Stress is another health problem to consider because stressed snakes experience dysfunctional immune systems, leaving them vulnerable to a variety of health problems.
This shows that reptiles require sustained and personalized care over their entire lives, and this goes beyond coral and corn snakes. The same applies to lizards and other species of reptiles, no matter their provenance.
Price & Cost
Coral snakes are more expensive, reaching up to $200-$500 per specimen.
The price can vary considerably, depending on the snake’s age, morph, size, the seller, the reptile’s provenance, and several other factors.
Corn snakes are more affordable, primarily because they are easier to get. Expect to pay between $50 and $200 per specimen.
The snake’s price also varies based on the same factors that apply to coral snakes.
Diet & Feeding
Depending on the case, both species have similar food preferences, including rats, mice, and small lizards.
A well-sized prey can provide your snake with proper sustenance for 5-6 days, but always check your snake’s behavior to learn the appropriate feeding approach.
Generally speaking, snakes tend to eat more frequently when they’re younger, with their metabolism and appetite gradually decreasing with age.

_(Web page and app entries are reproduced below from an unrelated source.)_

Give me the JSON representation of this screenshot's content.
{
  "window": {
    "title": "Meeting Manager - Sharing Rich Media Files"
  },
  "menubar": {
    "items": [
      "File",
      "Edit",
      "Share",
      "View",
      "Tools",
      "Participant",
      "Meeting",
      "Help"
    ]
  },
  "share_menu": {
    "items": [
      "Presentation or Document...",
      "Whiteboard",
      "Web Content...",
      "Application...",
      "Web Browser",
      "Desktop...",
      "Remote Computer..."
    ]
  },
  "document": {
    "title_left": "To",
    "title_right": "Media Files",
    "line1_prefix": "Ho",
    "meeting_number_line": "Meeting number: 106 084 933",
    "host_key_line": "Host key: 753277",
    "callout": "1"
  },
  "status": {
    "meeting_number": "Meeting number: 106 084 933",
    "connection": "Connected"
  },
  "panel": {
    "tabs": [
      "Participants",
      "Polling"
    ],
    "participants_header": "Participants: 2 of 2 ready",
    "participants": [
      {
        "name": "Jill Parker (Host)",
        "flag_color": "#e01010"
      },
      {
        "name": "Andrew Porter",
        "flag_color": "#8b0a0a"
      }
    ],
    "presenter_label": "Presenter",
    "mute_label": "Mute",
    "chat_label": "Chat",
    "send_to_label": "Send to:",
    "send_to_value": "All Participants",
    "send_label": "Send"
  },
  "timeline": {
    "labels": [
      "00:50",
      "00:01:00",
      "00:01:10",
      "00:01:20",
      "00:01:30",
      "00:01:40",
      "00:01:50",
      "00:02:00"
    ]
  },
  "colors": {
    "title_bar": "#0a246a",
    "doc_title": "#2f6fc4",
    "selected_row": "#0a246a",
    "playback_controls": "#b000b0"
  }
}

I also recommend speaking to a reptile vet to adjust the reptile’s diet properly in case you also need to consider supplementation with vitamins and minerals. This becomes more necessary as the snake gets older and requires more careful dietary planning.
When it comes to feeding, always mind the prey’s size. The prey shouldn’t be wider than the snake’s head, or the snake won’t be able to eat it. Live prey is also preferable since it allows the snake to hunt naturally but keep an eye on the situation.
Live mice and rats can sometimes hurt the snake during their attempts to avoid being digested. If you worry about your snake’s safety, consider serving the meals dead.
Just make sure the food is safe for consumption, aka freeze the meals and warm them up before mealtime.
There’s a noticeable difference between these two species in this regard. The main point is that coral snakes are venomous, whereas corn snakes are not. The venom is also quite dangerous to humans, as it can lead to paralysis and death when lacking proper medical assistance.
Corn snakes are not venomous, so they’re safer than the former. Regarding overall aggression, neither of these species is more dangerous than the other.
Both prefer to hide in their safe place when threatened or scared and will only bite if that’s the only option left.
Coral Snake vs. Corn Snake – Which is Better for You?
The answer is the corn snake. There isn’t even a competition here. For one, coral snakes are venomous, and their neurotoxic bite can send you to the ER before you know it. Then you have the legality issue of buying and keeping a coral snake in the first place.
Many states have banned venomous snakes from their acceptable pet list. You can own venomous snakes in some states, like Florida, but you need a permit for that. If you think that the effort is worth it, go for it.
Just note that I’m against the idea of keeping venomous snakes as pets. Not that that would matter, of course.
In essence, these two species are different in many aspects but similar in others. They are both fascinating animals, but there’s no denying that one is more fitting as a pet than the other.